When women come to my practice, one of the most common things I find is that they aren’t eating enough protein. Aim for 0.8 grams of protein per pound of body weight (for example, 120 grams/day for a 150-lb. person). That may be more protein than you’re used to eating, but it can make a big difference in how you look and feel, especially if you have PCOS.

3. Get more healthy fats

In a 2015 study, women who switched to a low-carb, high-fat diet lost significantly more weight than women eating a higher-carb, low-fat diet . A significant portion of their weight loss was belly fat, and they also maintained muscle mass better than women in the high-carb, low-fat group did. Finally, the low-carb, high-fat group enjoyed more balanced metabolic hormones, which help with both weight loss and PCOS symptoms.

Try replacing carbs–especially refined carbs–with healthy fats. Some of my favorites are:

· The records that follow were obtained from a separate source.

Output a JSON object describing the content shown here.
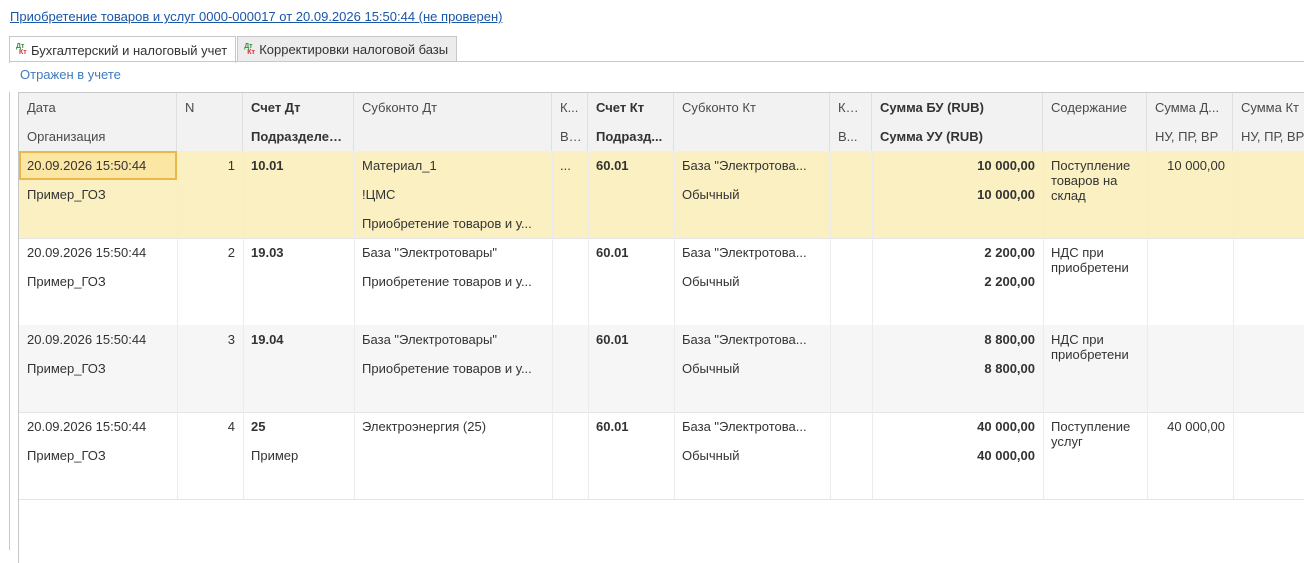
{
  "document": {
    "title_link": "Приобретение товаров и услуг 0000-000017 от 20.09.2026 15:50:44 (не проверен)"
  },
  "tabs": [
    {
      "label": "Бухгалтерский и налоговый учет",
      "active": true
    },
    {
      "label": "Корректировки налоговой базы",
      "active": false
    }
  ],
  "tab_icon": {
    "dt": "Дт",
    "kt": "Кт"
  },
  "status": "Отражен в учете",
  "header": {
    "row1": [
      "Дата",
      "N",
      "Счет Дт",
      "Субконто Дт",
      "К...",
      "Счет Кт",
      "Субконто Кт",
      "Ко...",
      "Сумма БУ (RUB)",
      "Содержание",
      "Сумма Д...",
      "Сумма Кт"
    ],
    "row2": [
      "Организация",
      "",
      "Подразделен...",
      "",
      "В...",
      "Подразд...",
      "",
      "В...",
      "Сумма УУ (RUB)",
      "",
      "НУ, ПР, ВР",
      "НУ, ПР, ВР"
    ]
  },
  "rows": [
    {
      "date": "20.09.2026 15:50:44",
      "n": "1",
      "acc_dt": "10.01",
      "sub_dt": [
        "Материал_1",
        "!ЦМС",
        "Приобретение товаров и у..."
      ],
      "k": "...",
      "acc_kt": "60.01",
      "sub_kt": [
        "База \"Электротова...",
        "Обычный"
      ],
      "sum_bu": "10 000,00",
      "sum_uu": "10 000,00",
      "content": "Поступление товаров на склад",
      "sum_d_nu": "10 000,00",
      "org": "Пример_ГОЗ",
      "dept": ""
    },
    {
      "date": "20.09.2026 15:50:44",
      "n": "2",
      "acc_dt": "19.03",
      "sub_dt": [
        "База \"Электротовары\"",
        "Приобретение товаров и у..."
      ],
      "k": "",
      "acc_kt": "60.01",
      "sub_kt": [
        "База \"Электротова...",
        "Обычный"
      ],
      "sum_bu": "2 200,00",
      "sum_uu": "2 200,00",
      "content": "НДС при приобретени",
      "sum_d_nu": "",
      "org": "Пример_ГОЗ",
      "dept": ""
    },
    {
      "date": "20.09.2026 15:50:44",
      "n": "3",
      "acc_dt": "19.04",
      "sub_dt": [
        "База \"Электротовары\"",
        "Приобретение товаров и у..."
      ],
      "k": "",
      "acc_kt": "60.01",
      "sub_kt": [
        "База \"Электротова...",
        "Обычный"
      ],
      "sum_bu": "8 800,00",
      "sum_uu": "8 800,00",
      "content": "НДС при приобретени",
      "sum_d_nu": "",
      "org": "Пример_ГОЗ",
      "dept": ""
    },
    {
      "date": "20.09.2026 15:50:44",
      "n": "4",
      "acc_dt": "25",
      "sub_dt": [
        "Электроэнергия (25)",
        ""
      ],
      "k": "",
      "acc_kt": "60.01",
      "sub_kt": [
        "База \"Электротова...",
        "Обычный"
      ],
      "sum_bu": "40 000,00",
      "sum_uu": "40 000,00",
      "content": "Поступление услуг",
      "sum_d_nu": "40 000,00",
      "org": "Пример_ГОЗ",
      "dept": "Пример"
    }
  ],
  "colors": {
    "link": "#1a56a8",
    "status": "#3f7bbd",
    "selected_row": "#fbf0c2",
    "header_bg": "#f2f2f2"
  }
}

  • Olive oil
  • Avocado oil
  • Coconut and oil
  • Grass-fed butter
  • Wild salmon, anchovies, and sardines
  • Grass-fed red meat
  • Raw nuts (macadamia, walnuts)
  • Avocados

Add more of these healthy fats to your diet and see if you notice a difference in your PCOS symptoms.

4. Increase fiber from fresh veggies

Fiber seems to be especially good for PCOS women. Women with PCOS who ate more fiber had lower body fat (especially belly fat and thigh fat) and more stable insulin levels than those who ate less fiber .

The same correlation didn’t show up for women without PCOS, which suggests that fiber may be particularly helpful if you have PCOS.

Fresh vegetables and low-sugar fruits are the best sources of fiber. They’re also packed with anti-inflammatory compounds and micronutrients.

Aim for 6-10 servings of vegetables and low-sugar fruits a day. Good options are:

  • Broccoli
  • Cauliflower
  • Chard
  • Kale
  • Spinach
  • Fennel
  • Zucchini
  • Cabbage
  • Peppers
  • Raspberries
  • Blueberries
  • Blackberries
  • Strawberries

PCOS Women: Eat healthier, feel better

For PCOS relief, the best place to start is diet. Try these four dietary changes and see how you feel. If you’re struggling to stick to a healthier diet, don’t beat yourself up! Change is hard. Start with any one of the four strategies in this article, then add another once you feel comfortable with the first. Slow, steady changes in your day-to-day life can lead to massive improvement over time.

Feeling out of balance and aren’t sure where to start? Take the Power Type Quiz for your personalized Power Rx.


    1. https://www.ncbi.nlm.nih.gov/pubmed/17304034
    2. https://www.ncbi.nlm.nih.gov/pubmed/25200687
    3. https://www.ncbi.nlm.nih.gov/pubmed/27510482
    4. https://www.ncbi.nlm.nih.gov/pmc/articles/PMC5487935/
    5. https://www.ncbi.nlm.nih.gov/pubmed/27910718
    6. https://www.ncbi.nlm.nih.gov/pmc/articles/PMC4960974/
    7. https://www.ncbi.nlm.nih.gov/pubmed/17824197
    8. https://www.ncbi.nlm.nih.gov/pmc/articles/PMC5644969/
    9. https://www.ncbi.nlm.nih.gov/pubmed/22158730
    10. https://www.ncbi.nlm.nih.gov/pubmed/25527677
    11. https://www.ncbi.nlm.nih.gov/pubmed/30449604